_TASK_. Within the entries that follow, show each line where the word "title" occurs.

START INPUT DATA

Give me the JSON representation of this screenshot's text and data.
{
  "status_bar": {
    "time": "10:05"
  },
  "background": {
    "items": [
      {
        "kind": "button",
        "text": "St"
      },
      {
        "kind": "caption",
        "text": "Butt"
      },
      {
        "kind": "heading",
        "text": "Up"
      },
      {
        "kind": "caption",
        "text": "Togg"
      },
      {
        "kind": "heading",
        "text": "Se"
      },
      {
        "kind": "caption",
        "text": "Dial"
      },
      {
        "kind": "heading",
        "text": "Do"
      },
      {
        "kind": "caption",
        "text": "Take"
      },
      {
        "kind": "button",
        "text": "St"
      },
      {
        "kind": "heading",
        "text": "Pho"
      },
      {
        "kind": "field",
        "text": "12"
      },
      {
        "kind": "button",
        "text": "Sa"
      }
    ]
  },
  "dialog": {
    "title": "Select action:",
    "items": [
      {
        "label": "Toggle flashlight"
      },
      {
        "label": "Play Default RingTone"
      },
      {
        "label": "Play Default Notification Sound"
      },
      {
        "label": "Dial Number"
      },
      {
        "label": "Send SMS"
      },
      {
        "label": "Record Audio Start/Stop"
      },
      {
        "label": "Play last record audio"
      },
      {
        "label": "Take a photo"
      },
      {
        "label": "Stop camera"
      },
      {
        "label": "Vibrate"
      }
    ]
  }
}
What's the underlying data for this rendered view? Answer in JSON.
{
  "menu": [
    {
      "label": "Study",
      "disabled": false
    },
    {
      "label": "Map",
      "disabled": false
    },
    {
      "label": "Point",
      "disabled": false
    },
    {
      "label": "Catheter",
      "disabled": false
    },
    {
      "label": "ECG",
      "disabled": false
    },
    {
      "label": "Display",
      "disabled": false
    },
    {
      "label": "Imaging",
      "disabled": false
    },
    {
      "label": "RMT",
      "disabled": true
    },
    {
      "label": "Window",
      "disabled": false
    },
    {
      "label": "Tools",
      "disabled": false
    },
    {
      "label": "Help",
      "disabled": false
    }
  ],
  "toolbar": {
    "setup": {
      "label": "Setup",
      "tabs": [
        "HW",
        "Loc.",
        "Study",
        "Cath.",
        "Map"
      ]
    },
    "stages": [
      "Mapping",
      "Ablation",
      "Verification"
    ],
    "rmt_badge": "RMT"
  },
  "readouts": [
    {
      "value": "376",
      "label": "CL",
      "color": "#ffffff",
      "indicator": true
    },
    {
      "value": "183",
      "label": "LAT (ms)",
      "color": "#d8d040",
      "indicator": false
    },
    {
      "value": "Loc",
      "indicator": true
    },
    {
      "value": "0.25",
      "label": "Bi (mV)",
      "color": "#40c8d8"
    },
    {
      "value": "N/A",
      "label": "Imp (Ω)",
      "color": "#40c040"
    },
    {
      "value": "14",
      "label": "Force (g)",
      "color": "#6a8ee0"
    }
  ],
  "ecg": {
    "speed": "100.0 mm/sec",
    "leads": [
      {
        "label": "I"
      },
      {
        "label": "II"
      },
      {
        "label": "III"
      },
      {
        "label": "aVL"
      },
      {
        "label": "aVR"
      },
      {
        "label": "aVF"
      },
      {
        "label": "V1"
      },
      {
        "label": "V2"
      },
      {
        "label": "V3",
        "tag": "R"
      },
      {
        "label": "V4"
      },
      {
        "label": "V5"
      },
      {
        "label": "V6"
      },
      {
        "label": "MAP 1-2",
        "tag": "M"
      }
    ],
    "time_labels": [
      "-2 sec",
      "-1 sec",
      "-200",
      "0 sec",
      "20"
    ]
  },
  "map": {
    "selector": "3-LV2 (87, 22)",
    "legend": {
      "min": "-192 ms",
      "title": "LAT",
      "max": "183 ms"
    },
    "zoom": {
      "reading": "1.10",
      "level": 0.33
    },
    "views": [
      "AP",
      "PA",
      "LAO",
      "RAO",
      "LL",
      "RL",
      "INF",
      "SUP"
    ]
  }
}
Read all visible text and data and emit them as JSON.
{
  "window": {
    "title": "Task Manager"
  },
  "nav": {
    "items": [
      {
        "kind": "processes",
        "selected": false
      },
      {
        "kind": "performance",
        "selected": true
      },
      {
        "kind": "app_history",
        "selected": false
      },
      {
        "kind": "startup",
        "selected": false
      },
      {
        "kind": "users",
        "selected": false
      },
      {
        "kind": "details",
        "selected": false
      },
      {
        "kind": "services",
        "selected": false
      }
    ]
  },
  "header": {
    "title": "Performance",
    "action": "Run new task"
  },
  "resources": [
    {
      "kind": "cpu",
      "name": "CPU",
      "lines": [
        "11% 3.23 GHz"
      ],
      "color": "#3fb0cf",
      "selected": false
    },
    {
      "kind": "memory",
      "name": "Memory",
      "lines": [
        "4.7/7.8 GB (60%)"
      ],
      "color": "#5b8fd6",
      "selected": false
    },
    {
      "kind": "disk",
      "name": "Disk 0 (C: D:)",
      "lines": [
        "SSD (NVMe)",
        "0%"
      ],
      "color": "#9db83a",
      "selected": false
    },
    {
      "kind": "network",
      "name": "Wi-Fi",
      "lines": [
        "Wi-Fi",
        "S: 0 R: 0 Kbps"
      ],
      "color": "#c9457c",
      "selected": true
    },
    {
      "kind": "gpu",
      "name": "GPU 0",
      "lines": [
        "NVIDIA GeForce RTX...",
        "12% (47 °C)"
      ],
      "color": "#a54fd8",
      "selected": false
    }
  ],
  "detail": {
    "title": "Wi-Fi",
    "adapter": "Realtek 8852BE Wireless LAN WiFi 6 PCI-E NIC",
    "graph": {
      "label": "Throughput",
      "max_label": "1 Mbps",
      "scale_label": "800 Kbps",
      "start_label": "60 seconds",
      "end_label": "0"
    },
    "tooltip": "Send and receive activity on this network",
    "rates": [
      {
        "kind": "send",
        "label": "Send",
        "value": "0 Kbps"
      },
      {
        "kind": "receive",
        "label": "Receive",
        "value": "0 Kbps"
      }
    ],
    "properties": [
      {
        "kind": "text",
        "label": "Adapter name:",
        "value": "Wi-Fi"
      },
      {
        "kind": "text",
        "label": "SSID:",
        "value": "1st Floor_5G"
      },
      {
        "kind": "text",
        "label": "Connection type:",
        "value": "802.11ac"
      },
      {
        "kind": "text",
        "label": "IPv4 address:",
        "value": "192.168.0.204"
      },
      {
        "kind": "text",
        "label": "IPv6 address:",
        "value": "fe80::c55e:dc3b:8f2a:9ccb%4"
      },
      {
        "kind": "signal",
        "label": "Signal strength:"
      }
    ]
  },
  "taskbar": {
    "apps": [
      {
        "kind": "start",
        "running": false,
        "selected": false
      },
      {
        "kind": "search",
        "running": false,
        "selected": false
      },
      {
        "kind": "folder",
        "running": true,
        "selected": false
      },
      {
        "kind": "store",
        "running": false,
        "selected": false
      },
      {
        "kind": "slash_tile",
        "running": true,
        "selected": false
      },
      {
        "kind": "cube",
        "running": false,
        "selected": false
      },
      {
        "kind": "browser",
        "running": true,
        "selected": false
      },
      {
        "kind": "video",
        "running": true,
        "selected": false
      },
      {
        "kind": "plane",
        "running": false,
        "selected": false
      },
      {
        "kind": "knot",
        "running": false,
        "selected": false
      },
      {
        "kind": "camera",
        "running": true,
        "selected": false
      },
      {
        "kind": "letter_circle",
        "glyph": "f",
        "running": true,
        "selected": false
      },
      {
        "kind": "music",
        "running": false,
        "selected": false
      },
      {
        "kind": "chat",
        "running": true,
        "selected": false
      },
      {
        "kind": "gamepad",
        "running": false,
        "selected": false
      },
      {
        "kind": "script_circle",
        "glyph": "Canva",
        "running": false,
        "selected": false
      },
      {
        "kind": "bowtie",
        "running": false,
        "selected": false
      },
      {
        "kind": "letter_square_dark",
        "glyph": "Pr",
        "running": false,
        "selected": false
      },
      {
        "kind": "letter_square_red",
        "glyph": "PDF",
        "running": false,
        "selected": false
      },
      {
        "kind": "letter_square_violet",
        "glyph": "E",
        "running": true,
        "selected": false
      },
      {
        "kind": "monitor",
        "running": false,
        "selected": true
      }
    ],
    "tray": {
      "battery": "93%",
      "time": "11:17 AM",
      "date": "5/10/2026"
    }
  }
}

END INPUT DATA

_ANSWER TO THIS EXERCISE_.
    "title": "Select action:",
      "title": "LAT",
    "title": "Task Manager"
    "title": "Performance",
    "title": "Wi-Fi",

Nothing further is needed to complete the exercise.